Postcard from Iran

Posters along a Tehran expressway advertising Iranian-made movies. The one on the left is titled “Soghaat-é Farang” (“Gift from the West”); the one on the right is titled “Zan-é Badali” (“Wrong Woman”). Photo by Eshragh Motahar.

During the past year, I traveled twice to Iran, my first visits to my home country in nearly 30 years. I traveled to Tehran, Kashan, Esfahan, Shiraz, Yazd, Nai’in, and the Caspian region. The first thing that struck me was the extraordinary amount of traffic and pollution—by-products of high population growth rates, income increases, low gasoline prices, and lax pollution controls. The nearly doubling of the population in 30 years means that the dirt lane connecting my childhood village to Esfahan is now a six-lane highway (built to international standards).

The horrendous traffic means long taxi rides and an opportunity for chatting about current events. Taxis in Iran collect other passengers on the way, unless the first passenger specifies otherwise. I was struck by how openly taxi drivers and passengers talked about the government. There is a similar openness in discussions at restaurants, teahouses, museums, historical monuments, poets’ mausoleums, public gardens, parks, and so on.

Especially regarding foreign policy, Americans tend to use “we” to refer to U.S. government policies and actions.
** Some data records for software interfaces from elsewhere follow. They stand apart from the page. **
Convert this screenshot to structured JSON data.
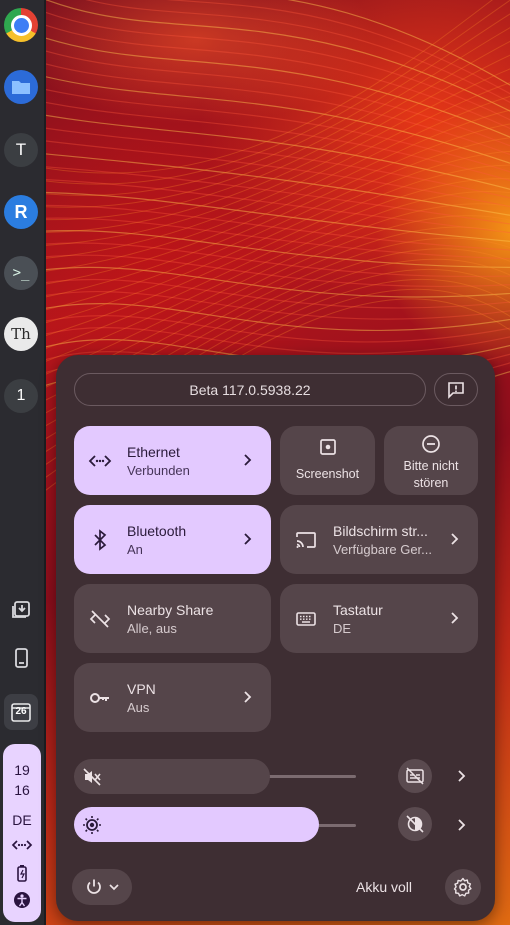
{
  "shelf": {
    "apps": [
      {
        "name": "chrome-icon"
      },
      {
        "name": "files-icon"
      },
      {
        "name": "terminal-app",
        "glyph": "T"
      },
      {
        "name": "rvnc-app",
        "glyph": "R"
      },
      {
        "name": "ssh-terminal-app",
        "glyph": ">_"
      },
      {
        "name": "th-app",
        "glyph": "Th"
      },
      {
        "name": "one-app",
        "glyph": "1"
      }
    ],
    "calendar_day": "26",
    "tray": {
      "hour": "19",
      "minute": "16",
      "ime": "DE"
    }
  },
  "quick_settings": {
    "version": "Beta 117.0.5938.22",
    "tiles": {
      "ethernet": {
        "label": "Ethernet",
        "sub": "Verbunden"
      },
      "screenshot": {
        "label": "Screenshot"
      },
      "dnd": {
        "label_line1": "Bitte nicht",
        "label_line2": "stören"
      },
      "bluetooth": {
        "label": "Bluetooth",
        "sub": "An"
      },
      "cast": {
        "label": "Bildschirm str...",
        "sub": "Verfügbare Ger..."
      },
      "nearby": {
        "label": "Nearby Share",
        "sub": "Alle, aus"
      },
      "keyboard": {
        "label": "Tastatur",
        "sub": "DE"
      },
      "vpn": {
        "label": "VPN",
        "sub": "Aus"
      }
    },
    "volume": {
      "level": 0.0,
      "muted": true
    },
    "brightness": {
      "level": 0.62
    },
    "battery_status": "Akku voll"
  },
  "colors": {
    "accent": "#e3c9ff",
    "panel": "#3e2e33",
    "tile_off": "#55454a"
  }
}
In Iran, however, I never heard this form of speech—not even from those who had voted for the government in power. It was always “they,” or “they, themselves.” The criticisms ranged from corruption, poor planning, and long delays (e.g., the metro project in Esfahan), to support for Hezbollah in Lebanon (“why don’t ‘they’ spend the funds here where it’s most needed?”). A group of visiting teachers at Hafez’s shrine in Shiraz was worried about economic mismanagement. A bank employee in Esfahan was critical of curtailment of religious and political freedoms. A restaurant owner in Yazd was complaining about last-minute interference by a local committee that resulted in his having to cancel a concert and lose a few thousand dollars of investment. A female lawyer in Tehran was concerned about potential government surveillance of cell phone conversations. Text-messaging of jokes (especially about the president) over the ubiquitous cell phones is quite common.

And yet there was one issue on which I never heard a dissenting voice—nuclear energy. Because of international treaties signed both by the United States and Iran, Iranians regard research and development toward achieving nuclear energy as an “indisputable right.”

A young, soft-spoken university student who was majoring in accounting and driving a taxi to pay for his education told me, “Why not? Why shouldn’t Iran have the right?”

When I asked him if, given the power structure of the world that we live in, it might make sense to temper one’s aspirations, he replied “Not on this issue.” He continued very calmly and emphatically: “I’m prepared to put my life on the line to defend Iran’s right.”

FPIF contributor Eshragh Motahar is a professor of economics at Union College.